Public partners

Electra’s Alex Cooper-Evans discusses why listed private equity vehicles provide companies the alignment of interests they seek.

At the core of private equity investing is the principle of alignment of interests between company owners and managers, which creates the right conditions for businesses to progress. This is often understood to mean the alignment of economic interests through joint investment in the equity of the company in question. We believe it means more than this; it means a broader alignment of strategic agendas between owners and managers.

The listed private equity (LPE) model is ideally placed to achieve this alignment for three reasons: first, an LPE vehicle is a permanent structure with no need to return capital to investors; second, being self-determining, it has the flexibility to attune its investment strategy according to prevailing conditions; and third, being listed, it is transparent.

In practice, these have some important implications and distinguish the LPE model from the more widespread limited partnership model.

Alex Cooper-Evans

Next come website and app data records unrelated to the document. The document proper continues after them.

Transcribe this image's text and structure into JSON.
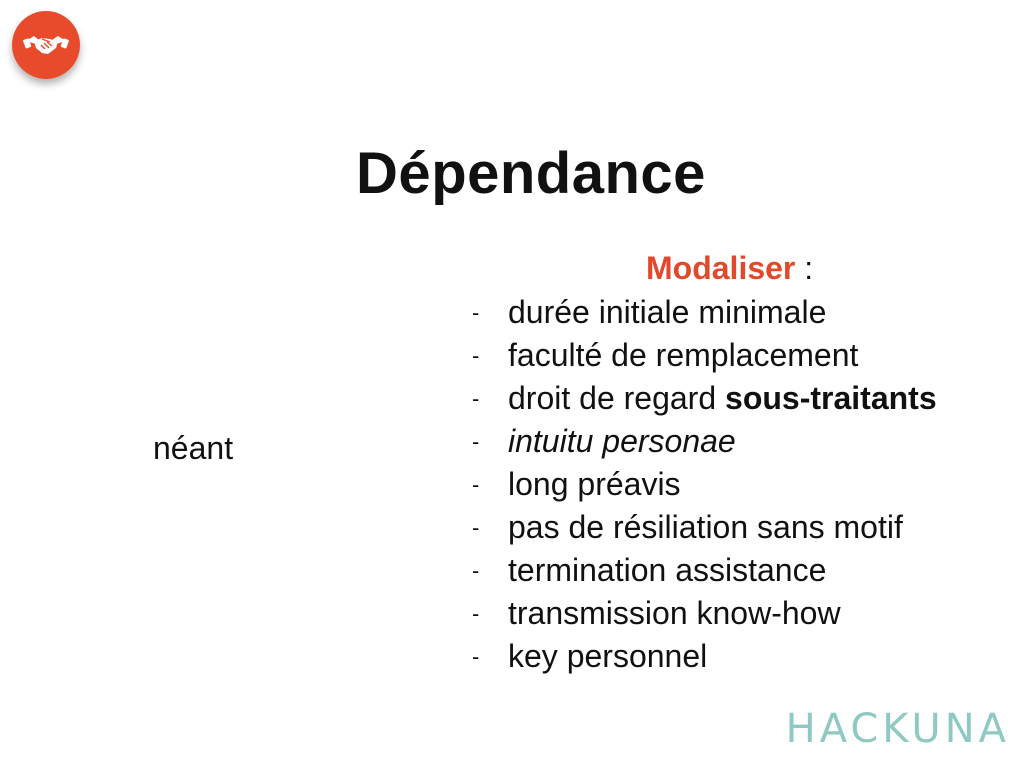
{
  "slide": {
    "title": "Dépendance",
    "left_column": {
      "text": "néant"
    },
    "right_column": {
      "heading": "Modaliser",
      "heading_suffix": " :",
      "heading_color": "#e0492a",
      "items": [
        {
          "bullet": "-",
          "text": "durée initiale minimale",
          "italic": false
        },
        {
          "bullet": "-",
          "text": "faculté de remplacement",
          "italic": false
        },
        {
          "bullet": "-",
          "text": "droit de regard ",
          "bold_text": "sous-traitants",
          "italic": false
        },
        {
          "bullet": "-",
          "text": "intuitu personae",
          "italic": true
        },
        {
          "bullet": "-",
          "text": "long préavis",
          "italic": false
        },
        {
          "bullet": "-",
          "text": "pas de résiliation sans motif",
          "italic": false
        },
        {
          "bullet": "-",
          "text": "termination assistance",
          "italic": false
        },
        {
          "bullet": "-",
          "text": "transmission know-how",
          "italic": false
        },
        {
          "bullet": "-",
          "text": "key personnel",
          "italic": false
        }
      ]
    },
    "logo": {
      "icon": "handshake-icon",
      "color": "#e84a2c"
    },
    "brand": {
      "text": "HACKUNA",
      "color": "#8fc9c2"
    }
  }
}
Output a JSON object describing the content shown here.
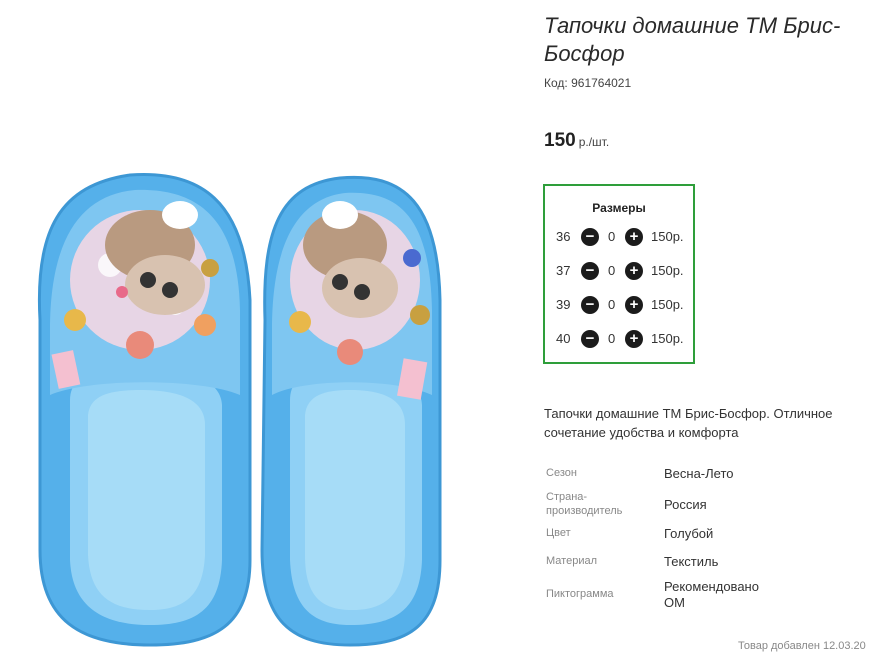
{
  "product": {
    "title": "Тапочки домашние ТМ Брис-Босфор",
    "code_label": "Код:",
    "code": "961764021",
    "price": "150",
    "price_unit": "р./шт.",
    "description": "Тапочки домашние ТМ Брис-Босфор. Отличное сочетание удобства и комфорта",
    "added": "Товар добавлен 12.03.20"
  },
  "sizes": {
    "title": "Размеры",
    "rows": [
      {
        "size": "36",
        "qty": "0",
        "price": "150р."
      },
      {
        "size": "37",
        "qty": "0",
        "price": "150р."
      },
      {
        "size": "39",
        "qty": "0",
        "price": "150р."
      },
      {
        "size": "40",
        "qty": "0",
        "price": "150р."
      }
    ]
  },
  "properties": [
    {
      "key": "Сезон",
      "value": "Весна-Лето"
    },
    {
      "key": "Страна-производитель",
      "value": "Россия"
    },
    {
      "key": "Цвет",
      "value": "Голубой"
    },
    {
      "key": "Материал",
      "value": "Текстиль"
    },
    {
      "key": "Пиктограмма",
      "value": "Рекомендовано ОМ"
    }
  ],
  "icons": {
    "minus": "minus-circle-icon",
    "plus": "plus-circle-icon"
  },
  "colors": {
    "sizes_border": "#2e9e3a",
    "slipper_blue": "#5eb4ea"
  }
}
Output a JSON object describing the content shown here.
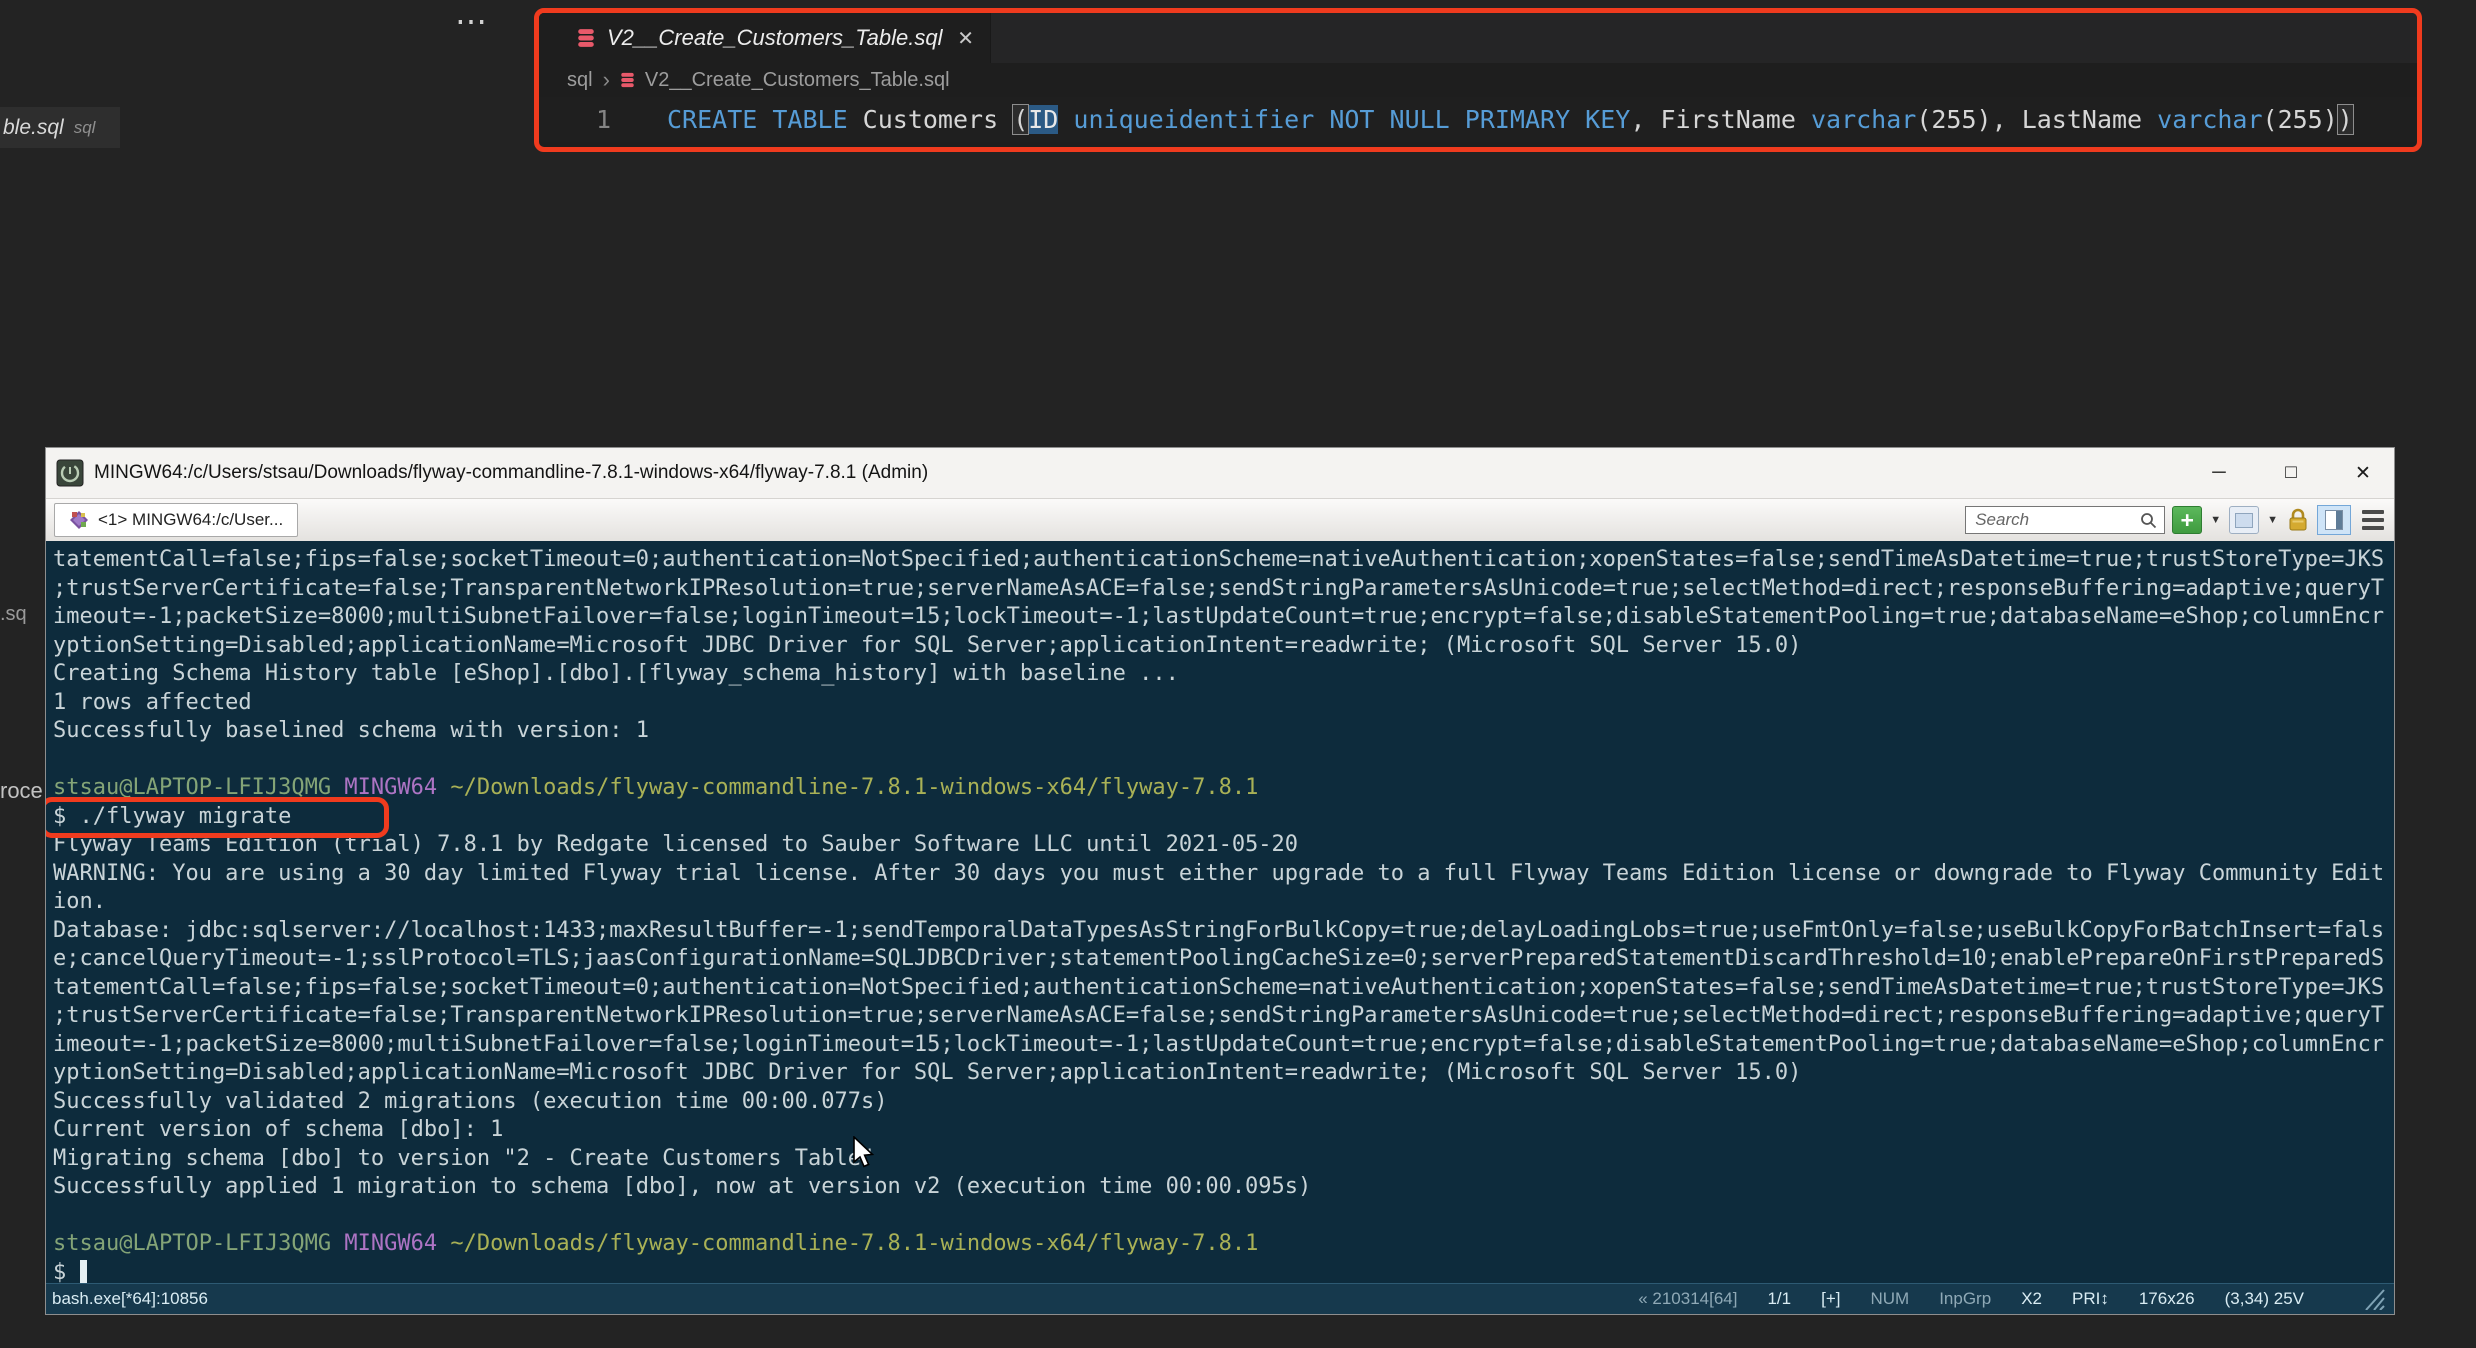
{
  "fragments": {
    "partial_tab_filename": "ble.sql",
    "partial_tab_lang": "sql",
    "left_mid": ".sq",
    "left_lower": "roce"
  },
  "editor": {
    "actions_ellipsis": "⋯",
    "tab": {
      "filename": "V2__Create_Customers_Table.sql",
      "close_glyph": "✕"
    },
    "breadcrumb": {
      "folder": "sql",
      "separator": "›",
      "filename": "V2__Create_Customers_Table.sql"
    },
    "line_number": "1",
    "code_tokens": [
      {
        "text": "CREATE TABLE ",
        "c": "kw"
      },
      {
        "text": "Customers ",
        "c": "id"
      },
      {
        "text": "(",
        "c": "br"
      },
      {
        "text": "ID",
        "c": "sel"
      },
      {
        "text": " ",
        "c": "id"
      },
      {
        "text": "uniqueidentifier",
        "c": "kw"
      },
      {
        "text": " ",
        "c": "id"
      },
      {
        "text": "NOT NULL PRIMARY KEY",
        "c": "kw"
      },
      {
        "text": ", FirstName ",
        "c": "id"
      },
      {
        "text": "varchar",
        "c": "kw"
      },
      {
        "text": "(255)",
        "c": "id"
      },
      {
        "text": ", LastName ",
        "c": "id"
      },
      {
        "text": "varchar",
        "c": "kw"
      },
      {
        "text": "(255)",
        "c": "id"
      },
      {
        "text": ")",
        "c": "br"
      }
    ]
  },
  "terminal": {
    "title": "MINGW64:/c/Users/stsau/Downloads/flyway-commandline-7.8.1-windows-x64/flyway-7.8.1 (Admin)",
    "window_buttons": {
      "minimize": "─",
      "maximize": "□",
      "close": "✕"
    },
    "tab_label": "<1> MINGW64:/c/User...",
    "search": {
      "placeholder": "Search"
    },
    "toolbar": {
      "plus_label": "+",
      "caret_glyph": "▼"
    },
    "prompt_parts": [
      {
        "text": "stsau@LAPTOP-LFIJ3QMG",
        "c": "user"
      },
      {
        "text": " ",
        "c": "plain"
      },
      {
        "text": "MINGW64",
        "c": "env"
      },
      {
        "text": " ",
        "c": "plain"
      },
      {
        "text": "~/Downloads/flyway-commandline-7.8.1-windows-x64/flyway-7.8.1",
        "c": "path"
      }
    ],
    "lines": [
      {
        "t": "plain",
        "text": "tatementCall=false;fips=false;socketTimeout=0;authentication=NotSpecified;authenticationScheme=nativeAuthentication;xopenStates=false;sendTimeAsDatetime=true;trustStoreType=JKS"
      },
      {
        "t": "plain",
        "text": ";trustServerCertificate=false;TransparentNetworkIPResolution=true;serverNameAsACE=false;sendStringParametersAsUnicode=true;selectMethod=direct;responseBuffering=adaptive;queryT"
      },
      {
        "t": "plain",
        "text": "imeout=-1;packetSize=8000;multiSubnetFailover=false;loginTimeout=15;lockTimeout=-1;lastUpdateCount=true;encrypt=false;disableStatementPooling=true;databaseName=eShop;columnEncr"
      },
      {
        "t": "plain",
        "text": "yptionSetting=Disabled;applicationName=Microsoft JDBC Driver for SQL Server;applicationIntent=readwrite; (Microsoft SQL Server 15.0)"
      },
      {
        "t": "plain",
        "text": "Creating Schema History table [eShop].[dbo].[flyway_schema_history] with baseline ..."
      },
      {
        "t": "plain",
        "text": "1 rows affected"
      },
      {
        "t": "plain",
        "text": "Successfully baselined schema with version: 1"
      },
      {
        "t": "blank"
      },
      {
        "t": "prompt"
      },
      {
        "t": "cmd",
        "text": "$ ./flyway migrate",
        "boxed": true
      },
      {
        "t": "plain",
        "text": "Flyway Teams Edition (trial) 7.8.1 by Redgate licensed to Sauber Software LLC until 2021-05-20"
      },
      {
        "t": "plain",
        "text": "WARNING: You are using a 30 day limited Flyway trial license. After 30 days you must either upgrade to a full Flyway Teams Edition license or downgrade to Flyway Community Edit"
      },
      {
        "t": "plain",
        "text": "ion."
      },
      {
        "t": "plain",
        "text": "Database: jdbc:sqlserver://localhost:1433;maxResultBuffer=-1;sendTemporalDataTypesAsStringForBulkCopy=true;delayLoadingLobs=true;useFmtOnly=false;useBulkCopyForBatchInsert=fals"
      },
      {
        "t": "plain",
        "text": "e;cancelQueryTimeout=-1;sslProtocol=TLS;jaasConfigurationName=SQLJDBCDriver;statementPoolingCacheSize=0;serverPreparedStatementDiscardThreshold=10;enablePrepareOnFirstPreparedS"
      },
      {
        "t": "plain",
        "text": "tatementCall=false;fips=false;socketTimeout=0;authentication=NotSpecified;authenticationScheme=nativeAuthentication;xopenStates=false;sendTimeAsDatetime=true;trustStoreType=JKS"
      },
      {
        "t": "plain",
        "text": ";trustServerCertificate=false;TransparentNetworkIPResolution=true;serverNameAsACE=false;sendStringParametersAsUnicode=true;selectMethod=direct;responseBuffering=adaptive;queryT"
      },
      {
        "t": "plain",
        "text": "imeout=-1;packetSize=8000;multiSubnetFailover=false;loginTimeout=15;lockTimeout=-1;lastUpdateCount=true;encrypt=false;disableStatementPooling=true;databaseName=eShop;columnEncr"
      },
      {
        "t": "plain",
        "text": "yptionSetting=Disabled;applicationName=Microsoft JDBC Driver for SQL Server;applicationIntent=readwrite; (Microsoft SQL Server 15.0)"
      },
      {
        "t": "plain",
        "text": "Successfully validated 2 migrations (execution time 00:00.077s)"
      },
      {
        "t": "plain",
        "text": "Current version of schema [dbo]: 1"
      },
      {
        "t": "plain",
        "text": "Migrating schema [dbo] to version \"2 - Create Customers Table\""
      },
      {
        "t": "plain",
        "text": "Successfully applied 1 migration to schema [dbo], now at version v2 (execution time 00:00.095s)"
      },
      {
        "t": "blank"
      },
      {
        "t": "prompt"
      },
      {
        "t": "cursor",
        "text": "$ "
      }
    ],
    "status_left": "bash.exe[*64]:10856",
    "status_right": [
      {
        "text": "« 210314[64]",
        "dim": true
      },
      {
        "text": "1/1"
      },
      {
        "text": "[+]"
      },
      {
        "text": "NUM",
        "dim": true
      },
      {
        "text": "InpGrp",
        "dim": true
      },
      {
        "text": "X2"
      },
      {
        "text": "PRI↕"
      },
      {
        "text": "176x26"
      },
      {
        "text": "(3,34) 25V"
      }
    ]
  },
  "colors": {
    "annotation_red": "#f03b1e",
    "terminal_background": "#0d2b3c",
    "keyword_blue": "#569cd6",
    "prompt_user_green": "#84a477",
    "prompt_env_magenta": "#ad74c4",
    "prompt_path_olive": "#a9b156"
  }
}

The permanent nature of LPE vehicles means that their investment strategy is not limited by time. Moreover if, as is the case with Electra Private Equity and Electra Partners, the listed vehicle is the principal source of capital for its fund manager, then the manager does not have its own fundraising cycle requiring support from a track record of realised investment returns. So an LPE vehicle can invest for the long term. Electra’s record, for example, includes a number of investments held for around 10 years, with the longest being 24 years. This means that it can support longer-term business strategies; Allflex and Capital Safety are great examples of this.  This also means that it can provide new money to finance growth in year five or 10 of a deal as easily as in year one.

LPE vehicles characteristically have a broader investment appetite than most limited partnership funds, which are raised with a fixed, often closely defined investment strategy. In Electra’s case, it can invest in minority or majority stakes, unleveraged development capital or LBOs, in mezzanine or equity, providing a flexible capital solution tailored to a business’ individual circumstances.

LPE vehicles can provide stable and consistent support for almost any type of business strategy; they are able to invest when the business needs it, in a structure which is suitable, and can exit at the right time for all shareholders.

“But how can we be sure?” those doubting company managers ask. The answer is that LPE vehicles are transparent to anyone who cares to look. The public domain contains annual and interim accounts as well as other market updates; the track record, portfolio performance, balance sheet and financial health of the firm are there for all to see. This adds up to a true and proper alignment of interests.

Alex Cooper-Evans is an Investment Partner at London-based Electra Partners.